*Assignment*: Take every line of the material and reproduce it exactly.

^^^^^^^^

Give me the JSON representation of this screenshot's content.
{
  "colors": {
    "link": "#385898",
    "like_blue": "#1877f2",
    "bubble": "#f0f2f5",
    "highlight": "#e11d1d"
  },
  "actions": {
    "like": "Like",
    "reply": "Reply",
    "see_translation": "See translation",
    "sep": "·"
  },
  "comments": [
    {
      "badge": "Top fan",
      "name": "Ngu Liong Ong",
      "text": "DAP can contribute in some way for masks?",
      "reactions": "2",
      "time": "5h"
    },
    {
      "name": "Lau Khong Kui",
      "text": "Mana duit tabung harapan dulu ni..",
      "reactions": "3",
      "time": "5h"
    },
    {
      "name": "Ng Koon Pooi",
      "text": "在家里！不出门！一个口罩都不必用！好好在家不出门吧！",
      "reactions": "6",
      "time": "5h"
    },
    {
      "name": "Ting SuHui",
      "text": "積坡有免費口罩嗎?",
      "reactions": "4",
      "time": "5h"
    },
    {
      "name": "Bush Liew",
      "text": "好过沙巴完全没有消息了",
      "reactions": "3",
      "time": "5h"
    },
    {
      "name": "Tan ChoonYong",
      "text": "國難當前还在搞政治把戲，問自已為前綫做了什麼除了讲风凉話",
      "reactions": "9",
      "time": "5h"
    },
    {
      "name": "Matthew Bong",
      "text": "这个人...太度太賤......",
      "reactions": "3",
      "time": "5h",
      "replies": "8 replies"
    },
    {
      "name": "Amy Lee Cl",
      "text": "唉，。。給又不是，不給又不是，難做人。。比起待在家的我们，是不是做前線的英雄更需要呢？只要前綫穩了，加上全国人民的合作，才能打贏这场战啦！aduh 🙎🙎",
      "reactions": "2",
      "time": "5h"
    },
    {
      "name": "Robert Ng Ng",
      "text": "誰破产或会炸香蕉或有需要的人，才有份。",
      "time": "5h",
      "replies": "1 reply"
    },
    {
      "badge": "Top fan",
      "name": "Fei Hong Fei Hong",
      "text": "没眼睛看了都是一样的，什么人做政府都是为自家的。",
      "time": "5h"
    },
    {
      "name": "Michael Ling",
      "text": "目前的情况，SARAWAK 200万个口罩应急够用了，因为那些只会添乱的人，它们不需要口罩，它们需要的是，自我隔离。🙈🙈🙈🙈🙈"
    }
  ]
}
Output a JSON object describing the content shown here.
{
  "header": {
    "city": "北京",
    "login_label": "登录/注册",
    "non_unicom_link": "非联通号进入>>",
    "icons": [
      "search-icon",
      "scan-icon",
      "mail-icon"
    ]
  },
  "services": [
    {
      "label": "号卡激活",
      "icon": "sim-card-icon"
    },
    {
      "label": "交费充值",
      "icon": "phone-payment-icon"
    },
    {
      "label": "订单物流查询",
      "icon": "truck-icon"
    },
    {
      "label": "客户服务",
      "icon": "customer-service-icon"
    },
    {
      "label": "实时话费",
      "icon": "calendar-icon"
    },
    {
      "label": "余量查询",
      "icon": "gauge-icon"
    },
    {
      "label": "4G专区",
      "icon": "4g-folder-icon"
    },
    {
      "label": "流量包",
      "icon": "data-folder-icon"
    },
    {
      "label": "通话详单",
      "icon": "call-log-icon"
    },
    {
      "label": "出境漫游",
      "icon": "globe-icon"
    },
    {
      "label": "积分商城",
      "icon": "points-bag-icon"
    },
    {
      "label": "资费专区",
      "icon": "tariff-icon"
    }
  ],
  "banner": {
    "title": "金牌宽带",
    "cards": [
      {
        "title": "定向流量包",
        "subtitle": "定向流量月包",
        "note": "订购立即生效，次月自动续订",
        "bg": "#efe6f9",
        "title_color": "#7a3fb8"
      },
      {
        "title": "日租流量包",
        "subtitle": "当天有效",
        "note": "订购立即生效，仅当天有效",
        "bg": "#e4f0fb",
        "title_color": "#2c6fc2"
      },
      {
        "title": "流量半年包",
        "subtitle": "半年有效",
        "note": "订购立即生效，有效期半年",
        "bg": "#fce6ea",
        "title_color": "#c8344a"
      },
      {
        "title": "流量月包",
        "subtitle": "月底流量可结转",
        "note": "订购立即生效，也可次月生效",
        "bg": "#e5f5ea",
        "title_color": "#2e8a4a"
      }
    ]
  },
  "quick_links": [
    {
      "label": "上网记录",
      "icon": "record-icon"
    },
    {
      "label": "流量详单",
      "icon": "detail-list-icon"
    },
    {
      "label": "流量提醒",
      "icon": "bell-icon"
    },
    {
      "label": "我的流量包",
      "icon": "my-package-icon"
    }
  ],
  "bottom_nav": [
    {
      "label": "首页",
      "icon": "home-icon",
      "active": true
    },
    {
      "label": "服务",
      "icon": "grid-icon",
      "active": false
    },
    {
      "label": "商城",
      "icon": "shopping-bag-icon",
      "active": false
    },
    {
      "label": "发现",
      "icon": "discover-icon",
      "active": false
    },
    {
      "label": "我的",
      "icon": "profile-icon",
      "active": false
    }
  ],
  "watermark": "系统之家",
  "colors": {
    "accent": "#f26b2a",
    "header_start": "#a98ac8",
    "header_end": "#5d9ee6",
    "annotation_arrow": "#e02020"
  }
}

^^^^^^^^

*Result*:
Give me the JSON representation of this screenshot's content.
{
  "colors": {
    "link": "#385898",
    "like_blue": "#1877f2",
    "bubble": "#f0f2f5",
    "highlight": "#e11d1d"
  },
  "actions": {
    "like": "Like",
    "reply": "Reply",
    "see_translation": "See translation",
    "sep": "·"
  },
  "comments": [
    {
      "badge": "Top fan",
      "name": "Ngu Liong Ong",
      "text": "DAP can contribute in some way for masks?",
      "reactions": "2",
      "time": "5h"
    },
    {
      "name": "Lau Khong Kui",
      "text": "Mana duit tabung harapan dulu ni..",
      "reactions": "3",
      "time": "5h"
    },
    {
      "name": "Ng Koon Pooi",
      "text": "在家里！不出门！一个口罩都不必用！好好在家不出门吧！",
      "reactions": "6",
      "time": "5h"
    },
    {
      "name": "Ting SuHui",
      "text": "積坡有免費口罩嗎?",
      "reactions": "4",
      "time": "5h"
    },
    {
      "name": "Bush Liew",
      "text": "好过沙巴完全没有消息了",
      "reactions": "3",
      "time": "5h"
    },
    {
      "name": "Tan ChoonYong",
      "text": "國難當前还在搞政治把戲，問自已為前綫做了什麼除了讲风凉話",
      "reactions": "9",
      "time": "5h"
    },
    {
      "name": "Matthew Bong",
      "text": "这个人...太度太賤......",
      "reactions": "3",
      "time": "5h",
      "replies": "8 replies"
    },
    {
      "name": "Amy Lee Cl",
      "text": "唉，。。給又不是，不給又不是，難做人。。比起待在家的我们，是不是做前線的英雄更需要呢？只要前綫穩了，加上全国人民的合作，才能打贏这场战啦！aduh 🙎🙎",
      "reactions": "2",
      "time": "5h"
    },
    {
      "name": "Robert Ng Ng",
      "text": "誰破产或会炸香蕉或有需要的人，才有份。",
      "time": "5h",
      "replies": "1 reply"
    },
    {
      "badge": "Top fan",
      "name": "Fei Hong Fei Hong",
      "text": "没眼睛看了都是一样的，什么人做政府都是为自家的。",
      "time": "5h"
    },
    {
      "name": "Michael Ling",
      "text": "目前的情况，SARAWAK 200万个口罩应急够用了，因为那些只会添乱的人，它们不需要口罩，它们需要的是，自我隔离。🙈🙈🙈🙈🙈"
    }
  ]
}
Output a JSON object describing the content shown here.
{
  "header": {
    "city": "北京",
    "login_label": "登录/注册",
    "non_unicom_link": "非联通号进入>>",
    "icons": [
      "search-icon",
      "scan-icon",
      "mail-icon"
    ]
  },
  "services": [
    {
      "label": "号卡激活",
      "icon": "sim-card-icon"
    },
    {
      "label": "交费充值",
      "icon": "phone-payment-icon"
    },
    {
      "label": "订单物流查询",
      "icon": "truck-icon"
    },
    {
      "label": "客户服务",
      "icon": "customer-service-icon"
    },
    {
      "label": "实时话费",
      "icon": "calendar-icon"
    },
    {
      "label": "余量查询",
      "icon": "gauge-icon"
    },
    {
      "label": "4G专区",
      "icon": "4g-folder-icon"
    },
    {
      "label": "流量包",
      "icon": "data-folder-icon"
    },
    {
      "label": "通话详单",
      "icon": "call-log-icon"
    },
    {
      "label": "出境漫游",
      "icon": "globe-icon"
    },
    {
      "label": "积分商城",
      "icon": "points-bag-icon"
    },
    {
      "label": "资费专区",
      "icon": "tariff-icon"
    }
  ],
  "banner": {
    "title": "金牌宽带",
    "cards": [
      {
        "title": "定向流量包",
        "subtitle": "定向流量月包",
        "note": "订购立即生效，次月自动续订",
        "bg": "#efe6f9",
        "title_color": "#7a3fb8"
      },
      {
        "title": "日租流量包",
        "subtitle": "当天有效",
        "note": "订购立即生效，仅当天有效",
        "bg": "#e4f0fb",
        "title_color": "#2c6fc2"
      },
      {
        "title": "流量半年包",
        "subtitle": "半年有效",
        "note": "订购立即生效，有效期半年",
        "bg": "#fce6ea",
        "title_color": "#c8344a"
      },
      {
        "title": "流量月包",
        "subtitle": "月底流量可结转",
        "note": "订购立即生效，也可次月生效",
        "bg": "#e5f5ea",
        "title_color": "#2e8a4a"
      }
    ]
  },
  "quick_links": [
    {
      "label": "上网记录",
      "icon": "record-icon"
    },
    {
      "label": "流量详单",
      "icon": "detail-list-icon"
    },
    {
      "label": "流量提醒",
      "icon": "bell-icon"
    },
    {
      "label": "我的流量包",
      "icon": "my-package-icon"
    }
  ],
  "bottom_nav": [
    {
      "label": "首页",
      "icon": "home-icon",
      "active": true
    },
    {
      "label": "服务",
      "icon": "grid-icon",
      "active": false
    },
    {
      "label": "商城",
      "icon": "shopping-bag-icon",
      "active": false
    },
    {
      "label": "发现",
      "icon": "discover-icon",
      "active": false
    },
    {
      "label": "我的",
      "icon": "profile-icon",
      "active": false
    }
  ],
  "watermark": "系统之家",
  "colors": {
    "accent": "#f26b2a",
    "header_start": "#a98ac8",
    "header_end": "#5d9ee6",
    "annotation_arrow": "#e02020"
  }
}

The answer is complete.